DESCRIPTION OF THE TASK
Report every line of the records below that contains the word "readers".

Component data from apps and pages:
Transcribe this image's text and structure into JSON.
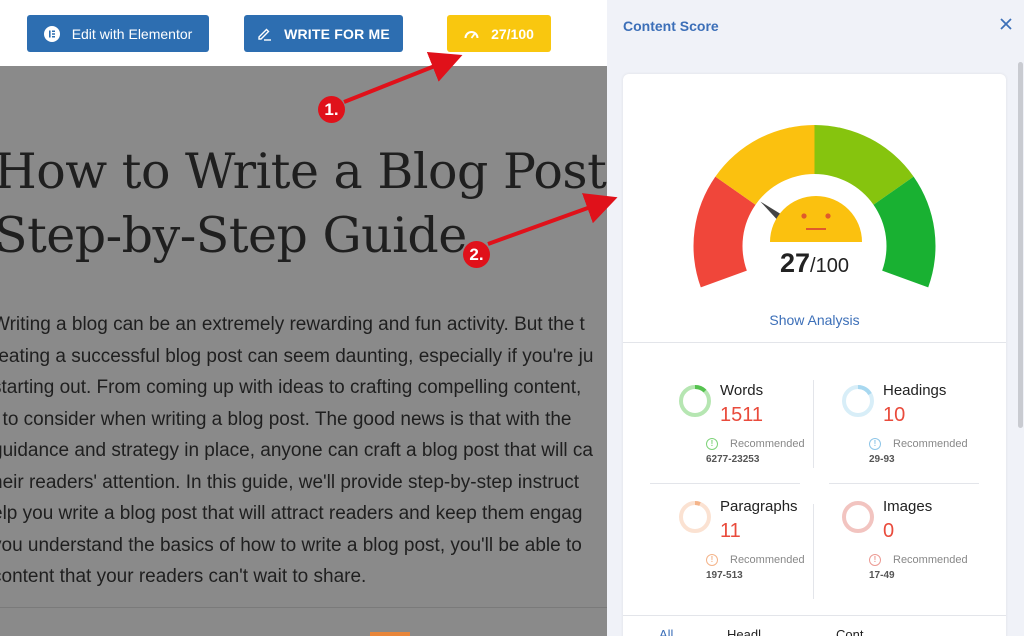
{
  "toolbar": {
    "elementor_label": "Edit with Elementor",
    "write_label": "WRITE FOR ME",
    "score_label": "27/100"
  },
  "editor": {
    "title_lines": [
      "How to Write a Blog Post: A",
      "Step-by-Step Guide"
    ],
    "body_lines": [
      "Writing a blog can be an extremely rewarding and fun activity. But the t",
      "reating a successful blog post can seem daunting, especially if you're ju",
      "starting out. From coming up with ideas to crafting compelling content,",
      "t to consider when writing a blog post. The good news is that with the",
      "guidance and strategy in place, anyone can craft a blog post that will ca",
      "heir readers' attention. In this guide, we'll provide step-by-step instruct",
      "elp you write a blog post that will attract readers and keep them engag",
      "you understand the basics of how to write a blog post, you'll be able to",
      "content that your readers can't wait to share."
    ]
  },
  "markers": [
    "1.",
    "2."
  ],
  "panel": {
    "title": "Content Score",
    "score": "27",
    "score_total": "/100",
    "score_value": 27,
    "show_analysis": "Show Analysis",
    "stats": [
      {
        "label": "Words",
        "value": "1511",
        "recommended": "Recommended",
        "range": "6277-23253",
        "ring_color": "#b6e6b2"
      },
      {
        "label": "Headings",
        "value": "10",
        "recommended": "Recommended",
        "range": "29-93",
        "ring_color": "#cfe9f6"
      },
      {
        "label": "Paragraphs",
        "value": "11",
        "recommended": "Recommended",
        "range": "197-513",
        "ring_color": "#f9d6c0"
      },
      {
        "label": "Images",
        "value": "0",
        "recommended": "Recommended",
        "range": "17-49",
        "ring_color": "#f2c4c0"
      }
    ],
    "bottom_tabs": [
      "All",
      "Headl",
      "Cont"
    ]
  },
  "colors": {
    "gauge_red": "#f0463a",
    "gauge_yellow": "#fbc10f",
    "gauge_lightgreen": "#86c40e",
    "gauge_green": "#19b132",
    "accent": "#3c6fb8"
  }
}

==

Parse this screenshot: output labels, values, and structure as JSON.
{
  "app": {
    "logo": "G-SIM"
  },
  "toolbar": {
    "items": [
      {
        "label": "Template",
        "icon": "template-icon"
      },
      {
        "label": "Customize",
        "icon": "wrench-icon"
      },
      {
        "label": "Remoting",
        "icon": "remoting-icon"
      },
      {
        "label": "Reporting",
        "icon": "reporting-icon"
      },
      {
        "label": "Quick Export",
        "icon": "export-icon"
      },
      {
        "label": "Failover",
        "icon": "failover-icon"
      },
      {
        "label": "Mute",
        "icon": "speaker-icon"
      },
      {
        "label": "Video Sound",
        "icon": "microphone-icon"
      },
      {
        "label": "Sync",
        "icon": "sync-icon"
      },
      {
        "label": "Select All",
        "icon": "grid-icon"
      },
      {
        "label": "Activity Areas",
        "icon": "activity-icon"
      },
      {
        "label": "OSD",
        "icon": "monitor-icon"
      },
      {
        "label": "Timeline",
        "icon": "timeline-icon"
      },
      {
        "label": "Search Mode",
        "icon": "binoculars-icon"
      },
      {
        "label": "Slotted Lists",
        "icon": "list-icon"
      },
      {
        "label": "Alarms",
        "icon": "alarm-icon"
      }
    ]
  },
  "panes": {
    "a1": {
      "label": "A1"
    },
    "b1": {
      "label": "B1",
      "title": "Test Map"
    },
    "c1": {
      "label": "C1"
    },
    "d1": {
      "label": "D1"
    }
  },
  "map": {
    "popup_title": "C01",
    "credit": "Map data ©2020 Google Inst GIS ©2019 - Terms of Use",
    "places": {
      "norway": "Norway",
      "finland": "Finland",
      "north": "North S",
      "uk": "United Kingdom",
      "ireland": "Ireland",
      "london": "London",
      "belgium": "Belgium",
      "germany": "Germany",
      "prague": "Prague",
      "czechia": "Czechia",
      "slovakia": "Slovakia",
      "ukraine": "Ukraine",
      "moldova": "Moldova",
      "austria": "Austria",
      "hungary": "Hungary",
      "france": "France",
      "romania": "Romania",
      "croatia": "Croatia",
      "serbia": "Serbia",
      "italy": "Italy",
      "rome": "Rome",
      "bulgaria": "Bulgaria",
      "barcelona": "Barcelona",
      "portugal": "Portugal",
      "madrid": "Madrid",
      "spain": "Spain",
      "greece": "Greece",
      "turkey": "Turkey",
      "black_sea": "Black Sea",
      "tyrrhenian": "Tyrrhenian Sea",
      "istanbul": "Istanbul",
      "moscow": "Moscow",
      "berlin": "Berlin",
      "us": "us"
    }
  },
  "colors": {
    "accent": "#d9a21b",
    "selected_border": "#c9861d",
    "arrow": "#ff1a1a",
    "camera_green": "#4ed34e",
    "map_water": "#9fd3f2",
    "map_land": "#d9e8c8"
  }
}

TASK SOLUTION
      "heir readers' attention. In this guide, we'll provide step-by-step instruct",
      "elp you write a blog post that will attract readers and keep them engag",
      "content that your readers can't wait to share."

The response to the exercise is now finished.